**WORK INSTRUCTIONS:** Would you extract the whole listing below and retype it exactly?

**TASK DATA:**
"""
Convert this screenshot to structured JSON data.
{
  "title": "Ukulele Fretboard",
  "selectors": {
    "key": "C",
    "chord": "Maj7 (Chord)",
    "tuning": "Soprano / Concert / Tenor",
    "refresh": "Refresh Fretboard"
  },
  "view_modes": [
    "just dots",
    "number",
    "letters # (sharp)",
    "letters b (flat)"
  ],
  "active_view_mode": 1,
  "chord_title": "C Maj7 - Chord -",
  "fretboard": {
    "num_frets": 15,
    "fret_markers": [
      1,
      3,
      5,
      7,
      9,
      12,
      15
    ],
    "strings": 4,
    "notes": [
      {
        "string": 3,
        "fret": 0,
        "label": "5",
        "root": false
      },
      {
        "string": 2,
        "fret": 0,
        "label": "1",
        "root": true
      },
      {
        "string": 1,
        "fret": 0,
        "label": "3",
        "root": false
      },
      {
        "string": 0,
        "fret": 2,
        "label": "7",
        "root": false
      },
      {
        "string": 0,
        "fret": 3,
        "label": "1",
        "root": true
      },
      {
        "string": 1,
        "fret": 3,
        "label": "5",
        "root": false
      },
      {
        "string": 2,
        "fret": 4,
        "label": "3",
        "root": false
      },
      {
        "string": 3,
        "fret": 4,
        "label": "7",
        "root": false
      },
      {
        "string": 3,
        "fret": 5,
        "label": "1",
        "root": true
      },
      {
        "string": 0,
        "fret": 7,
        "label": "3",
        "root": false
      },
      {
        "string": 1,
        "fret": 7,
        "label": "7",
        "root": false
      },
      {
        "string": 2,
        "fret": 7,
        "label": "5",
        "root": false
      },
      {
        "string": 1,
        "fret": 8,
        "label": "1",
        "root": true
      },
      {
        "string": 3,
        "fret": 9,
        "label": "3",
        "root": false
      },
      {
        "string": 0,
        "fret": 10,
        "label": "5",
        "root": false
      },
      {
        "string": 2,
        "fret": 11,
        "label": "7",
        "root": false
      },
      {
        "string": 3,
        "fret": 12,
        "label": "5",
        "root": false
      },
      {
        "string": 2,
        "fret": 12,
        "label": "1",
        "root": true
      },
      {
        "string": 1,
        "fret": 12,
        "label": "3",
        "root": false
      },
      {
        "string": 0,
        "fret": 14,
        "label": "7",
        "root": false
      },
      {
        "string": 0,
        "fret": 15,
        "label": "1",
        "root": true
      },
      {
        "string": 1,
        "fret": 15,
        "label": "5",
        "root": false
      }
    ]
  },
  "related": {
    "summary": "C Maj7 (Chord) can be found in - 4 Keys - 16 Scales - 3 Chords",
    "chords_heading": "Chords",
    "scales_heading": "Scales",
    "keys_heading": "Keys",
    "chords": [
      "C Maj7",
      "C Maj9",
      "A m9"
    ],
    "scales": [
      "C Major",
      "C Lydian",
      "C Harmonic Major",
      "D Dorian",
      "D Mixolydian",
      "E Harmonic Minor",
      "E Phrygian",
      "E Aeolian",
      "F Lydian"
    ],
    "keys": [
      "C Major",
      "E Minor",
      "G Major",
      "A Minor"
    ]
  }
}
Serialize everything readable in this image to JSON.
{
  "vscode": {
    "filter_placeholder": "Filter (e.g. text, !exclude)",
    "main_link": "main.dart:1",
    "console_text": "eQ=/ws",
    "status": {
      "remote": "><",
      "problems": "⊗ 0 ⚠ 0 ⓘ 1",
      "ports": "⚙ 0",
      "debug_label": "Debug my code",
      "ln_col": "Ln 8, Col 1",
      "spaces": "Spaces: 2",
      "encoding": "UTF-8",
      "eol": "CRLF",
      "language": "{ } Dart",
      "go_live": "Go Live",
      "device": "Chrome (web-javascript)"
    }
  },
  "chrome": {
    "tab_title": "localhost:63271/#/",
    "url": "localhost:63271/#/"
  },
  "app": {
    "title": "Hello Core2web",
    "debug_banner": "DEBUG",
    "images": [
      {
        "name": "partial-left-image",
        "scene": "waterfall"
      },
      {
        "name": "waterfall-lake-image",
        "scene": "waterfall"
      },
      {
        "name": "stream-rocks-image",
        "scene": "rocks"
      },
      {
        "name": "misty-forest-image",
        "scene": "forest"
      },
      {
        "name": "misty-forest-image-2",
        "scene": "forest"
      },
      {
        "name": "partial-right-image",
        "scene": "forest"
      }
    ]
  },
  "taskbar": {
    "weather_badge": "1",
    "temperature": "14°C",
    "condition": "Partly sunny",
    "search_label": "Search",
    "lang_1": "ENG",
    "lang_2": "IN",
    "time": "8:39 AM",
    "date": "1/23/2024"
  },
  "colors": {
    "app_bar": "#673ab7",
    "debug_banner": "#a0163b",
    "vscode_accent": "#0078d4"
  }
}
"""
**ANSWER TO THE EXERCISE:**
Convert this screenshot to structured JSON data.
{
  "title": "Ukulele Fretboard",
  "selectors": {
    "key": "C",
    "chord": "Maj7 (Chord)",
    "tuning": "Soprano / Concert / Tenor",
    "refresh": "Refresh Fretboard"
  },
  "view_modes": [
    "just dots",
    "number",
    "letters # (sharp)",
    "letters b (flat)"
  ],
  "active_view_mode": 1,
  "chord_title": "C Maj7 - Chord -",
  "fretboard": {
    "num_frets": 15,
    "fret_markers": [
      1,
      3,
      5,
      7,
      9,
      12,
      15
    ],
    "strings": 4,
    "notes": [
      {
        "string": 3,
        "fret": 0,
        "label": "5",
        "root": false
      },
      {
        "string": 2,
        "fret": 0,
        "label": "1",
        "root": true
      },
      {
        "string": 1,
        "fret": 0,
        "label": "3",
        "root": false
      },
      {
        "string": 0,
        "fret": 2,
        "label": "7",
        "root": false
      },
      {
        "string": 0,
        "fret": 3,
        "label": "1",
        "root": true
      },
      {
        "string": 1,
        "fret": 3,
        "label": "5",
        "root": false
      },
      {
        "string": 2,
        "fret": 4,
        "label": "3",
        "root": false
      },
      {
        "string": 3,
        "fret": 4,
        "label": "7",
        "root": false
      },
      {
        "string": 3,
        "fret": 5,
        "label": "1",
        "root": true
      },
      {
        "string": 0,
        "fret": 7,
        "label": "3",
        "root": false
      },
      {
        "string": 1,
        "fret": 7,
        "label": "7",
        "root": false
      },
      {
        "string": 2,
        "fret": 7,
        "label": "5",
        "root": false
      },
      {
        "string": 1,
        "fret": 8,
        "label": "1",
        "root": true
      },
      {
        "string": 3,
        "fret": 9,
        "label": "3",
        "root": false
      },
      {
        "string": 0,
        "fret": 10,
        "label": "5",
        "root": false
      },
      {
        "string": 2,
        "fret": 11,
        "label": "7",
        "root": false
      },
      {
        "string": 3,
        "fret": 12,
        "label": "5",
        "root": false
      },
      {
        "string": 2,
        "fret": 12,
        "label": "1",
        "root": true
      },
      {
        "string": 1,
        "fret": 12,
        "label": "3",
        "root": false
      },
      {
        "string": 0,
        "fret": 14,
        "label": "7",
        "root": false
      },
      {
        "string": 0,
        "fret": 15,
        "label": "1",
        "root": true
      },
      {
        "string": 1,
        "fret": 15,
        "label": "5",
        "root": false
      }
    ]
  },
  "related": {
    "summary": "C Maj7 (Chord) can be found in - 4 Keys - 16 Scales - 3 Chords",
    "chords_heading": "Chords",
    "scales_heading": "Scales",
    "keys_heading": "Keys",
    "chords": [
      "C Maj7",
      "C Maj9",
      "A m9"
    ],
    "scales": [
      "C Major",
      "C Lydian",
      "C Harmonic Major",
      "D Dorian",
      "D Mixolydian",
      "E Harmonic Minor",
      "E Phrygian",
      "E Aeolian",
      "F Lydian"
    ],
    "keys": [
      "C Major",
      "E Minor",
      "G Major",
      "A Minor"
    ]
  }
}
Serialize everything readable in this image to JSON.
{
  "vscode": {
    "filter_placeholder": "Filter (e.g. text, !exclude)",
    "main_link": "main.dart:1",
    "console_text": "eQ=/ws",
    "status": {
      "remote": "><",
      "problems": "⊗ 0 ⚠ 0 ⓘ 1",
      "ports": "⚙ 0",
      "debug_label": "Debug my code",
      "ln_col": "Ln 8, Col 1",
      "spaces": "Spaces: 2",
      "encoding": "UTF-8",
      "eol": "CRLF",
      "language": "{ } Dart",
      "go_live": "Go Live",
      "device": "Chrome (web-javascript)"
    }
  },
  "chrome": {
    "tab_title": "localhost:63271/#/",
    "url": "localhost:63271/#/"
  },
  "app": {
    "title": "Hello Core2web",
    "debug_banner": "DEBUG",
    "images": [
      {
        "name": "partial-left-image",
        "scene": "waterfall"
      },
      {
        "name": "waterfall-lake-image",
        "scene": "waterfall"
      },
      {
        "name": "stream-rocks-image",
        "scene": "rocks"
      },
      {
        "name": "misty-forest-image",
        "scene": "forest"
      },
      {
        "name": "misty-forest-image-2",
        "scene": "forest"
      },
      {
        "name": "partial-right-image",
        "scene": "forest"
      }
    ]
  },
  "taskbar": {
    "weather_badge": "1",
    "temperature": "14°C",
    "condition": "Partly sunny",
    "search_label": "Search",
    "lang_1": "ENG",
    "lang_2": "IN",
    "time": "8:39 AM",
    "date": "1/23/2024"
  },
  "colors": {
    "app_bar": "#673ab7",
    "debug_banner": "#a0163b",
    "vscode_accent": "#0078d4"
  }
}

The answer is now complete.